What exists today in China is a military dictatorship led by the Communist Party of China in a capitalist country, where the workers and the people have no right to organize their independent trade unions and parties, and where the working-class leaders who emerge are imprisoned at the lowest signal of disagreement with the CP official line.

However, it seems, the party of capital – the CP of China – is no longer able to defend the interests of capitalists and maintain their high profits in the country, and for this reason the imperialism seeks to support the just struggles of workers to force the government to make democratic concessions and lead to a controlled political opening.

The revolutionaries can have no doubt on which side they should be in this dispute. The workers’ side in their economic struggles and in their attempts to organize independent organizations from the government, while exposing every minute the hypocritical cries of the bourgeoisie for more democracy, but making unity of action with those sectors for democratic achievements, if necessary.

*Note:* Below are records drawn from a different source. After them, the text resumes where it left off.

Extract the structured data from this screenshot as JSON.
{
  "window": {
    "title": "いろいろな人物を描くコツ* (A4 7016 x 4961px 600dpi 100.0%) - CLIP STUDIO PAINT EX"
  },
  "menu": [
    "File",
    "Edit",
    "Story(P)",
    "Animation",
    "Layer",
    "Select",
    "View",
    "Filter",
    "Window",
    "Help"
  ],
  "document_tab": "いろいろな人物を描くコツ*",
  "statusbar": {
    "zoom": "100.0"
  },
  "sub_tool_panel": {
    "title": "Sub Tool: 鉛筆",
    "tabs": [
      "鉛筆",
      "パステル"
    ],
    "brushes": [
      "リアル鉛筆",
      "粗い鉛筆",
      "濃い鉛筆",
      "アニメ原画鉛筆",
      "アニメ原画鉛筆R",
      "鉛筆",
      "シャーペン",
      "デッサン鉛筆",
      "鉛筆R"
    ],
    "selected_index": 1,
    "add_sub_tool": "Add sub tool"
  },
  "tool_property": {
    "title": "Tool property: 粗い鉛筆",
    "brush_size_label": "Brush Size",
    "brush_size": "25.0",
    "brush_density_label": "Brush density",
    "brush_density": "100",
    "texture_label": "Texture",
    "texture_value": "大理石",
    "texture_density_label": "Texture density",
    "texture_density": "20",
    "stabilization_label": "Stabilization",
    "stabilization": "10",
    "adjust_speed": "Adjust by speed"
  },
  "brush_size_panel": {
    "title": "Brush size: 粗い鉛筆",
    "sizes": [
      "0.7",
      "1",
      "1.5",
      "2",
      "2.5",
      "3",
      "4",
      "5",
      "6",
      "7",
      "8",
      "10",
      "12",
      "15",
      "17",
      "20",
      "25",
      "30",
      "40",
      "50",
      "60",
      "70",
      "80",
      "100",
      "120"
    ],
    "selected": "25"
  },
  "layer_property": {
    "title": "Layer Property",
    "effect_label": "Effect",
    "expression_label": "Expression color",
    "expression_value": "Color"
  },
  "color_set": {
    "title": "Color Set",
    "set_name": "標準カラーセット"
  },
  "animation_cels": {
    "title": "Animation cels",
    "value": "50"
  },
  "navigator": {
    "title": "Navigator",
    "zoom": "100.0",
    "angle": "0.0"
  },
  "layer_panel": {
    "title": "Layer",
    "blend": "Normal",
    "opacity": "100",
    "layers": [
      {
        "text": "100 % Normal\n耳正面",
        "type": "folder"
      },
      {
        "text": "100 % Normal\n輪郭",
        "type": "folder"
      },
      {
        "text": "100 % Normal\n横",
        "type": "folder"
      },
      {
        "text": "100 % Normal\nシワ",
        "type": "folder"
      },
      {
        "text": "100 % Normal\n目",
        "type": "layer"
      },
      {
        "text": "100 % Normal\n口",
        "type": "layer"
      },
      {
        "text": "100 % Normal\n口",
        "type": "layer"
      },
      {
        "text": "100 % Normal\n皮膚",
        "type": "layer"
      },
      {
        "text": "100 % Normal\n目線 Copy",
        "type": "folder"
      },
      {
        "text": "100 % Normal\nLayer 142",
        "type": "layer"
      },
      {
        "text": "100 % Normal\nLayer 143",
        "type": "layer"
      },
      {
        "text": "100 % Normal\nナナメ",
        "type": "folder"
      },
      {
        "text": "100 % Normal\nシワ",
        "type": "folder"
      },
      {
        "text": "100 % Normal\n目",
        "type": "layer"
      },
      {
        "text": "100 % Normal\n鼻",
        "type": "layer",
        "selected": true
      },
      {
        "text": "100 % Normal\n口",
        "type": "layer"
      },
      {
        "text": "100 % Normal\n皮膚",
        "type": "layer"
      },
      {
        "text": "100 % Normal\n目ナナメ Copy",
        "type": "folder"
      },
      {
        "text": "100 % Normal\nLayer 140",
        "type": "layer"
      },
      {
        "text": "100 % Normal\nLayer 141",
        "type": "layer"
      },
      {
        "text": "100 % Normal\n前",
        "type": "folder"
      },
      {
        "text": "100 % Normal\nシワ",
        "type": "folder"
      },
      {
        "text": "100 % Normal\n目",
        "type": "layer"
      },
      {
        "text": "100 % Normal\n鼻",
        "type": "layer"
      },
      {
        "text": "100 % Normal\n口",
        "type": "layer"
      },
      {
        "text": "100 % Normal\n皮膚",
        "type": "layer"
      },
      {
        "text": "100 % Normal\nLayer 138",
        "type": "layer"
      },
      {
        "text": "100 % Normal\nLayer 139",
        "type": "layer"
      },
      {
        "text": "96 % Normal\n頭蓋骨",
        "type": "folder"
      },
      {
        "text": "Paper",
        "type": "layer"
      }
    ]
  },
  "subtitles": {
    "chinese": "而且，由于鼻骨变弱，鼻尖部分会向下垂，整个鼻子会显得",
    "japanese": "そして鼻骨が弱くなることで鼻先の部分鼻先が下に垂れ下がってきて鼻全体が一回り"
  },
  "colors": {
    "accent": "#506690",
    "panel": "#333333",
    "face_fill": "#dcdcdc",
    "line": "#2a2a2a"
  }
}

The overthrow of the CP of China would mean a huge advancement of workers’ struggles in China and complete the process of revolution that defeated Stalinism since 1989, in what was known as the “fall of the Berlin wall.” In this struggle, which would grant democratic rights for all, including the bourgeoisie, the working class would have the opportunity to build their independent unions and parties, including the revolutionary party to lead a second social revolution there and rescue the achievements of the 1949 revolution.